Stored items:
──────
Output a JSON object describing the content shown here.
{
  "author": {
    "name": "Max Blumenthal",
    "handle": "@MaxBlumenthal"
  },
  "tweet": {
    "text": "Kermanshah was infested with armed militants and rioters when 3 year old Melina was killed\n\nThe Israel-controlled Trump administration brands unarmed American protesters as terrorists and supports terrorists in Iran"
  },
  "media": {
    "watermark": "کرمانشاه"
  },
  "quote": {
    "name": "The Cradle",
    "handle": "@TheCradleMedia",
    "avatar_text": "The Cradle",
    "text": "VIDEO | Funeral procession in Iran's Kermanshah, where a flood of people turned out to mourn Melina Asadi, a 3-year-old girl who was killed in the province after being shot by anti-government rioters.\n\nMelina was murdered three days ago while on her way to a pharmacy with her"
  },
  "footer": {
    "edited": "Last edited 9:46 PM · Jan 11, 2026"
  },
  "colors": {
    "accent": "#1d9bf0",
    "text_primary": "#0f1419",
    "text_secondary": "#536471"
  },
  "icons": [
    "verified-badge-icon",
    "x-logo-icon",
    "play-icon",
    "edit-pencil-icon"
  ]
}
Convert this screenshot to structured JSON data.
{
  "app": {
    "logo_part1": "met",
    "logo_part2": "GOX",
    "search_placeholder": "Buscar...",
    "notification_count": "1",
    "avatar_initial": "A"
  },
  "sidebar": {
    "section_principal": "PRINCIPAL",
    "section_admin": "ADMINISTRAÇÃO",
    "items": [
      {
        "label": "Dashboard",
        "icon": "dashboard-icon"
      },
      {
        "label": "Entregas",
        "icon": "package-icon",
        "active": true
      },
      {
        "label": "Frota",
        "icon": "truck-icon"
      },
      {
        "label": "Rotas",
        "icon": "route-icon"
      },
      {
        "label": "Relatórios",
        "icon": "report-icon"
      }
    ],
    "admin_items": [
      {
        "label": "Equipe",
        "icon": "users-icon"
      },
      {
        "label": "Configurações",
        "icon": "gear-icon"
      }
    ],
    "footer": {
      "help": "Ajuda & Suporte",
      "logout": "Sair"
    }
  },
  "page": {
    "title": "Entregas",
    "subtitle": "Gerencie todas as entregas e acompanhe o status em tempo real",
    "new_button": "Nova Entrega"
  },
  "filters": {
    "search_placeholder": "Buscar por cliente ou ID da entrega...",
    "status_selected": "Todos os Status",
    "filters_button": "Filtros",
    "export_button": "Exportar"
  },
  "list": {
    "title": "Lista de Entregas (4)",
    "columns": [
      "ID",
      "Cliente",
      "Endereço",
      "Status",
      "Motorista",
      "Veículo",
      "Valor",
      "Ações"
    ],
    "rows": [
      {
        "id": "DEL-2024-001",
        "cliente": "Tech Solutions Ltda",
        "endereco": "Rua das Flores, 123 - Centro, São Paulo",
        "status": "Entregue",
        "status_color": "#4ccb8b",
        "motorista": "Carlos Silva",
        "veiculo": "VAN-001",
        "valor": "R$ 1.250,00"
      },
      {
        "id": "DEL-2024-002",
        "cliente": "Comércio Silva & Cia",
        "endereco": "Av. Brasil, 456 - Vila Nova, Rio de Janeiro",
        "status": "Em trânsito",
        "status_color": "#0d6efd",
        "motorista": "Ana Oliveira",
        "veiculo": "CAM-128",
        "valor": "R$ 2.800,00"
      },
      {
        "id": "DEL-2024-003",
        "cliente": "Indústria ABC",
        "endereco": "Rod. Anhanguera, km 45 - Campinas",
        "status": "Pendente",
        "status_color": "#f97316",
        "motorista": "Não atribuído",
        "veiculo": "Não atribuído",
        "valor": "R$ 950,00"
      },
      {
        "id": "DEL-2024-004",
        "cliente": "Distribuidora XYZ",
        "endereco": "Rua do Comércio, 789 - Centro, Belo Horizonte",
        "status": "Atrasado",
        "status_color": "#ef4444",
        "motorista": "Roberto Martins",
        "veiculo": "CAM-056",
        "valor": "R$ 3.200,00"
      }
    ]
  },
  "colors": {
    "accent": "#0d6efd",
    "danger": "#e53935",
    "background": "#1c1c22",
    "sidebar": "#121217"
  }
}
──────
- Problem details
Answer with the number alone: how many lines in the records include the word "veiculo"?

- Answer to this task
4